Visualizar otros formatos: MARC | Dublin Core | RDF | ORE | MODS | METS | DIDL
Exportar a otros formatos:
Title

Use of new EST markers to elucidate the genetic differences in grain protein content between European and North American two-rowed malting barleys

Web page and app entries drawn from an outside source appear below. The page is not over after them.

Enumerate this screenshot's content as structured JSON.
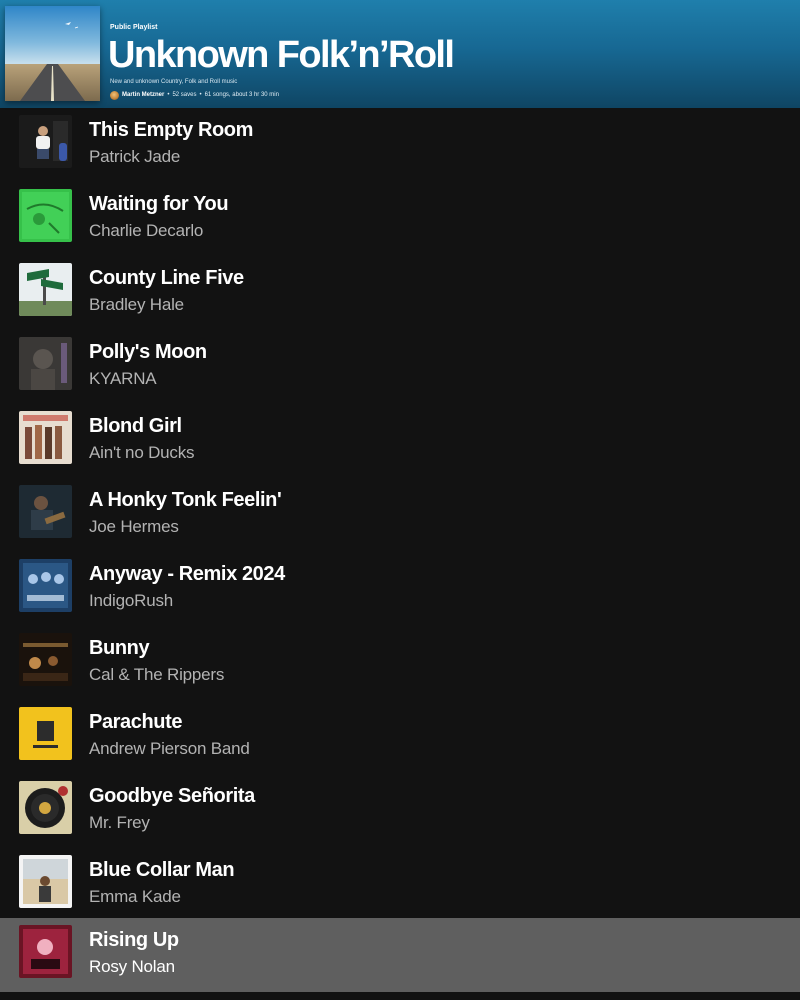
{
  "playlist": {
    "type_label": "Public Playlist",
    "title": "Unknown Folk’n’Roll",
    "description": "New and unknown Country, Folk and Roll music",
    "owner": "Martin Metzner",
    "saves": "52 saves",
    "songs_duration": "61 songs, about 3 hr 30 min",
    "meta_separator": "•",
    "header_gradient": [
      "#1f7fac",
      "#0f4563"
    ]
  },
  "tracks": [
    {
      "title": "This Empty Room",
      "artist": "Patrick Jade",
      "art": "man-on-stool"
    },
    {
      "title": "Waiting for You",
      "artist": "Charlie Decarlo",
      "art": "green-vintage"
    },
    {
      "title": "County Line Five",
      "artist": "Bradley Hale",
      "art": "road-sign"
    },
    {
      "title": "Polly's Moon",
      "artist": "KYARNA",
      "art": "dark-portrait"
    },
    {
      "title": "Blond Girl",
      "artist": "Ain't no Ducks",
      "art": "band-photo"
    },
    {
      "title": "A Honky Tonk Feelin'",
      "artist": "Joe Hermes",
      "art": "guitarist-dark"
    },
    {
      "title": "Anyway - Remix 2024",
      "artist": "IndigoRush",
      "art": "blue-band"
    },
    {
      "title": "Bunny",
      "artist": "Cal & The Rippers",
      "art": "dark-bar"
    },
    {
      "title": "Parachute",
      "artist": "Andrew Pierson Band",
      "art": "yellow-cover"
    },
    {
      "title": "Goodbye Señorita",
      "artist": "Mr. Frey",
      "art": "vinyl-record"
    },
    {
      "title": "Blue Collar Man",
      "artist": "Emma Kade",
      "art": "woman-field"
    },
    {
      "title": "Rising Up",
      "artist": "Rosy Nolan",
      "art": "pink-collage",
      "active": true
    }
  ],
  "colors": {
    "background": "#121212",
    "active_row": "#5f5f5f",
    "title_text": "#ffffff",
    "artist_text": "#b3b3b3"
  }
}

AuthorsMoralejo, María Ángeles; Swanston, J. S.; Muñoz, Pilar; Prada, Darío; Elía, Mónica; Russell, Joanne R.; Ramsay, Luke D.; Cistué Sola, Luis ; Codesal, Primitiva; Casas Cendoya, Ana María ; Romagosa, Ignacio; Powell, Wayne; Molina-Cano, José Luis
KeywordsCrops
Enzyme kinetics
Proteins
Genetic engineering
Growth kinetics
Genes
Issue DateDec-2004
PublisherSpringer
CitationTAG, Theoretical and applied genetics, Theoretische und angewandte Genetik 110 (1): 116-125 (2004)
AbstractA population comprising 102 doubled haploid lines were produced from a cross between Beka, a barley cultivar widely grown in Spain, and Logan, a north American cultivar with inherently low protein content, a character considered to derive from the cultivar Karl. The intentions were to determine whether low-nitrogen malting barleys could be developed in Spain, and if genetic factors that influenced protein content were similarly expressed in widely diverse environments, i.e. northeastern Spain and eastern Scotland. An extensive map comprising 187 molecular markers was developed. Expressed sequence-tagged- derived markers were used in addition to anonymous simple sequence repeats to determine the potential for identifying candidate genes for quantitative trait loci (QTLs), and 22 such markers were mapped for the first time. There was transgressive segregation for both yield and protein content, and the gene for low protein from Logan was not expressed in the Scottish environment. In 2002, high yield was associated with earlier heading date in Spain, while late heading at the Scottish site was associated with greater lodging and lower thousand-kernel weight. These appeared to be possible pleiotropic effects of a factor detected on chromosome 2H. Using information from a consensus map, it was shown that this locus on 2H was in the region of the photoperiod response gene Eam6. A QTL explaining 18% of the variation in grain protein content was detected on chromosome 5H in a region in which a gene for nitrate reductase was previously observed. No effect on grain protein was associated with chromosome 6H, which has been suggested as the location of the low protein gene from Karl. However, it is likely that Karl contained more than one genetic factor reducing protein, and we postulate that the gene on 6H may have been lost during the breeding of Logan.
Publisher version (URL)http://dx.doi.org/10.1007/s00122-004-1805-7
URIhttp://hdl.handle.net/10261/98699
DOI10.1007/s00122-004-1805-7
Identifiersdoi: 10.1007/s00122-004-1805-7
issn: 0040-5752
Appears in Collections:(EEAD) Artículos
Files in This Item:
File Description SizeFormat 
accesoRestringido.pdf15,38 kBAdobe PDFThumbnail
View/Open
Show full item record
Review this work
 

Related articles:


WARNING: Items in Digital.CSIC are protected by copyright, with all rights reserved, unless otherwise indicated.